* _Prompt_:
Each record beneath this line is to be copied exactly.

* _Task inputs_:
◆ ◆ ◆
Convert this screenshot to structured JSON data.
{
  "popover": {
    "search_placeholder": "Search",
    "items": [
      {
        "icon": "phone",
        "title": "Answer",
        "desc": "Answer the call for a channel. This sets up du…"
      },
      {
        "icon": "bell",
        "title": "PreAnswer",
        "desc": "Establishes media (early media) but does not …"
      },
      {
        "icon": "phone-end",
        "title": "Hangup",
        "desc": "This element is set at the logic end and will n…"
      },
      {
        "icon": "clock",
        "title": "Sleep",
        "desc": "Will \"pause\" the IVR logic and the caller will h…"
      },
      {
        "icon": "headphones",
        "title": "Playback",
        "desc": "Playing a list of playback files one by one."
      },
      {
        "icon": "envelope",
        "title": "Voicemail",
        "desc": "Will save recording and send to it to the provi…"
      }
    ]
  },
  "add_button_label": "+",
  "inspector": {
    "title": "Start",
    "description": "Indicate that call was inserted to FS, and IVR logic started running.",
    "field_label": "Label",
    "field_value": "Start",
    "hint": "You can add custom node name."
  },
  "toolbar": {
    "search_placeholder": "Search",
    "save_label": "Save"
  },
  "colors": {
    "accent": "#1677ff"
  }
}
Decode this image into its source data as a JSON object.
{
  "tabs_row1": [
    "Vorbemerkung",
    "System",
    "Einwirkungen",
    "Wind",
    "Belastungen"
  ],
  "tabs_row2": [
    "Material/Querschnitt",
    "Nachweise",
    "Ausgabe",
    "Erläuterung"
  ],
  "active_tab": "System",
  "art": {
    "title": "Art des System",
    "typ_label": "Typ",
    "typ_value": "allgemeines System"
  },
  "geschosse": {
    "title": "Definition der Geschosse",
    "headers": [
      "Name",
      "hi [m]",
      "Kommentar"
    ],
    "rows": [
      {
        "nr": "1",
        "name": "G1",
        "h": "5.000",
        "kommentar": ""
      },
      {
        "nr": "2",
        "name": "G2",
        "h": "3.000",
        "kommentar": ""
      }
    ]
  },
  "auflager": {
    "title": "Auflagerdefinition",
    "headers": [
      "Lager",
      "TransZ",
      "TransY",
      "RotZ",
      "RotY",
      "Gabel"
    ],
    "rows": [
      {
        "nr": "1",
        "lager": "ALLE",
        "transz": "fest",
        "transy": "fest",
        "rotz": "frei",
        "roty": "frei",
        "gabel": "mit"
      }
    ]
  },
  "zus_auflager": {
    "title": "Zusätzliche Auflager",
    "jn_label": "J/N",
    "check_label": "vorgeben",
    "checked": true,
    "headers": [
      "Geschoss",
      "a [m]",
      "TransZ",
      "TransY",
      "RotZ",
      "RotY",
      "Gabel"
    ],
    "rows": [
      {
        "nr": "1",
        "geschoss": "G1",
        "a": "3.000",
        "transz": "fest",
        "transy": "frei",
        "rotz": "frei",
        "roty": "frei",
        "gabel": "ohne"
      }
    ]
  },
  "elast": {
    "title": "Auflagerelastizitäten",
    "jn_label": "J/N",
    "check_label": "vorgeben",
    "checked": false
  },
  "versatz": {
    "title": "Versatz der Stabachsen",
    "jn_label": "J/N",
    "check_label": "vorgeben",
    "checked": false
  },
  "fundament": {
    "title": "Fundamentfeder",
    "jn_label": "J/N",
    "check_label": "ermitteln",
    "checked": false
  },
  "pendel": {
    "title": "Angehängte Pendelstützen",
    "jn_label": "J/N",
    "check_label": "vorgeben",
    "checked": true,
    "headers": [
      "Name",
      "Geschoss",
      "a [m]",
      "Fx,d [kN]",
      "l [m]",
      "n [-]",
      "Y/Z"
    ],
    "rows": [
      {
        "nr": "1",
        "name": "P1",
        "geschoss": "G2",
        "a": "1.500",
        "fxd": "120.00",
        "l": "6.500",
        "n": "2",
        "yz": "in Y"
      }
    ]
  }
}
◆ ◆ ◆
* _Exercise result_:
Convert this screenshot to structured JSON data.
{
  "popover": {
    "search_placeholder": "Search",
    "items": [
      {
        "icon": "phone",
        "title": "Answer",
        "desc": "Answer the call for a channel. This sets up du…"
      },
      {
        "icon": "bell",
        "title": "PreAnswer",
        "desc": "Establishes media (early media) but does not …"
      },
      {
        "icon": "phone-end",
        "title": "Hangup",
        "desc": "This element is set at the logic end and will n…"
      },
      {
        "icon": "clock",
        "title": "Sleep",
        "desc": "Will \"pause\" the IVR logic and the caller will h…"
      },
      {
        "icon": "headphones",
        "title": "Playback",
        "desc": "Playing a list of playback files one by one."
      },
      {
        "icon": "envelope",
        "title": "Voicemail",
        "desc": "Will save recording and send to it to the provi…"
      }
    ]
  },
  "add_button_label": "+",
  "inspector": {
    "title": "Start",
    "description": "Indicate that call was inserted to FS, and IVR logic started running.",
    "field_label": "Label",
    "field_value": "Start",
    "hint": "You can add custom node name."
  },
  "toolbar": {
    "search_placeholder": "Search",
    "save_label": "Save"
  },
  "colors": {
    "accent": "#1677ff"
  }
}
Decode this image into its source data as a JSON object.
{
  "tabs_row1": [
    "Vorbemerkung",
    "System",
    "Einwirkungen",
    "Wind",
    "Belastungen"
  ],
  "tabs_row2": [
    "Material/Querschnitt",
    "Nachweise",
    "Ausgabe",
    "Erläuterung"
  ],
  "active_tab": "System",
  "art": {
    "title": "Art des System",
    "typ_label": "Typ",
    "typ_value": "allgemeines System"
  },
  "geschosse": {
    "title": "Definition der Geschosse",
    "headers": [
      "Name",
      "hi [m]",
      "Kommentar"
    ],
    "rows": [
      {
        "nr": "1",
        "name": "G1",
        "h": "5.000",
        "kommentar": ""
      },
      {
        "nr": "2",
        "name": "G2",
        "h": "3.000",
        "kommentar": ""
      }
    ]
  },
  "auflager": {
    "title": "Auflagerdefinition",
    "headers": [
      "Lager",
      "TransZ",
      "TransY",
      "RotZ",
      "RotY",
      "Gabel"
    ],
    "rows": [
      {
        "nr": "1",
        "lager": "ALLE",
        "transz": "fest",
        "transy": "fest",
        "rotz": "frei",
        "roty": "frei",
        "gabel": "mit"
      }
    ]
  },
  "zus_auflager": {
    "title": "Zusätzliche Auflager",
    "jn_label": "J/N",
    "check_label": "vorgeben",
    "checked": true,
    "headers": [
      "Geschoss",
      "a [m]",
      "TransZ",
      "TransY",
      "RotZ",
      "RotY",
      "Gabel"
    ],
    "rows": [
      {
        "nr": "1",
        "geschoss": "G1",
        "a": "3.000",
        "transz": "fest",
        "transy": "frei",
        "rotz": "frei",
        "roty": "frei",
        "gabel": "ohne"
      }
    ]
  },
  "elast": {
    "title": "Auflagerelastizitäten",
    "jn_label": "J/N",
    "check_label": "vorgeben",
    "checked": false
  },
  "versatz": {
    "title": "Versatz der Stabachsen",
    "jn_label": "J/N",
    "check_label": "vorgeben",
    "checked": false
  },
  "fundament": {
    "title": "Fundamentfeder",
    "jn_label": "J/N",
    "check_label": "ermitteln",
    "checked": false
  },
  "pendel": {
    "title": "Angehängte Pendelstützen",
    "jn_label": "J/N",
    "check_label": "vorgeben",
    "checked": true,
    "headers": [
      "Name",
      "Geschoss",
      "a [m]",
      "Fx,d [kN]",
      "l [m]",
      "n [-]",
      "Y/Z"
    ],
    "rows": [
      {
        "nr": "1",
        "name": "P1",
        "geschoss": "G2",
        "a": "1.500",
        "fxd": "120.00",
        "l": "6.500",
        "n": "2",
        "yz": "in Y"
      }
    ]
  }
}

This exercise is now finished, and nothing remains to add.